End block 91 shown in FIG. 9 includes end slots or openings 95, 96 and 97 adjacent common vertical end wall 85 as well as bearing portions 98, 99 and 100, for engagingly receiving the ends of the primary springs in the same manner as described above in connection with the single-group and double-group embodiments. Suspension system 90 and end block 91 of the triple-group design are shown in FIGS. 8 and 9 in order to illustrate the applicability of the principles of the invention to multiple-group suspension systems having any number of leaf spring assemblies.
The foregoing discussion relates to merely exemplary embodiments of the invention.
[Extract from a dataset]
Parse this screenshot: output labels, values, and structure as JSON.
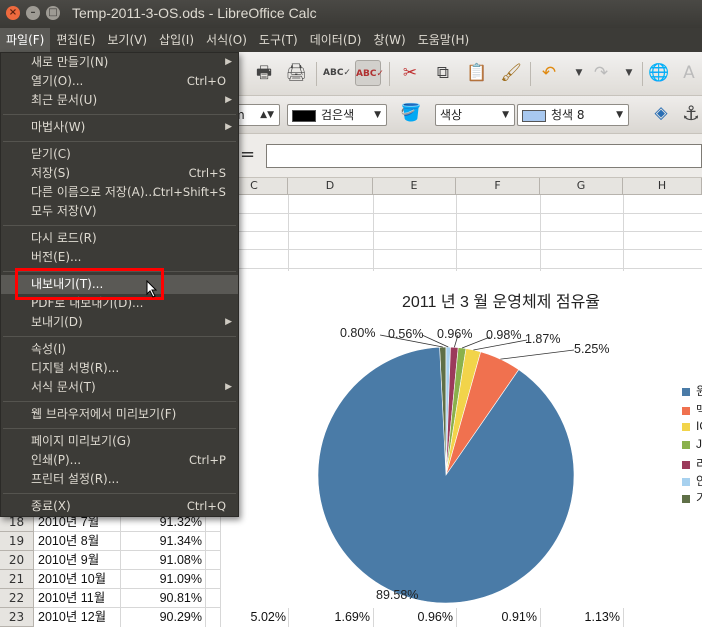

Changes or modifications in the embodiments shown herein may be made without departing from the spirit or scope of the invention.
1. A multiple-group, full elliptic leaf spring suspension system, comprising at least a pair of end block members, and at least two adjacent pairs of spaced-apart coextensive primary leaf springs, each opposite respective end of said pairs of leaf springs being adjacent and being in load-transferring engagement with one of a pair of end block members at opposite ends of said suspension system;
- each of said end block members including a plurality of end slots extending therethrough corresponding to the adjacent pairs of primary leaf springs, an end wall forming a portion of the respective peripheries of each of said end slots, generally parallel side walls extending in a direction generally perpendicular to said end wall for receiving said respective leaf spring ends therebetween, and generally convex opposite load-transferring surfaces on said end block members, each of said respective leaf spring ends engaging one of said load-transferring surfaces at an angle relative thereto, said angle decreasing in response to increased resilient deflection of said leaf springs resulting from an increased load thereon, whereby the area of engagement between each leaf spring end and the corresponding load-transferring surface increases as said load on said leaf springs is increased;
- each of said primary leaf springs having only one flanged end protruding through one of said end slots in one of said end block members with said end walls of said end block members being adapted for abuttingly engaging the respective flanged ends of said leaf springs, said flanged ends in each pair of said primary leaf springs being located at opposite ends of said suspension system, each pair of coextensive primary leaf springs being oriented with its respective flanged ends in an inverted relationship relative to the respective flanged ends of its adjacent coextensive pair of leaf springs, thereby limiting the relative movement of said end block members and the respective ends of said coextensive pairs of leaf springs.
|2199907||May 1940||Barrett et al.|
|2287963||June 1942||Barrett et al.|
|2533511||December 1950||Rowland et al.|
|3041985||July 1962||Brill et al.|
|3151575||October 1964||Dickey et al.|
- Drawing No. SKC-80286, Winamac Steel Products Div., 1/12/80. Drawing No. SKB-81288, Winamac Steel Products Div., 1/30/81.
Filed: Oct 19, 1981
Date of Patent: Jul 17, 1984
Assignee: NI Industries, Inc. (Novi, MI)
Inventors: John E. Silvis (Fayetteville, AR), William W. Fant (Fayetteville, AR)
Primary Examiner: Douglas C. Butler
Assistant Examiner: R. R. Diefendorf
Law Firm: Harness, Dickey & Pierce
Application Number: 6/312,922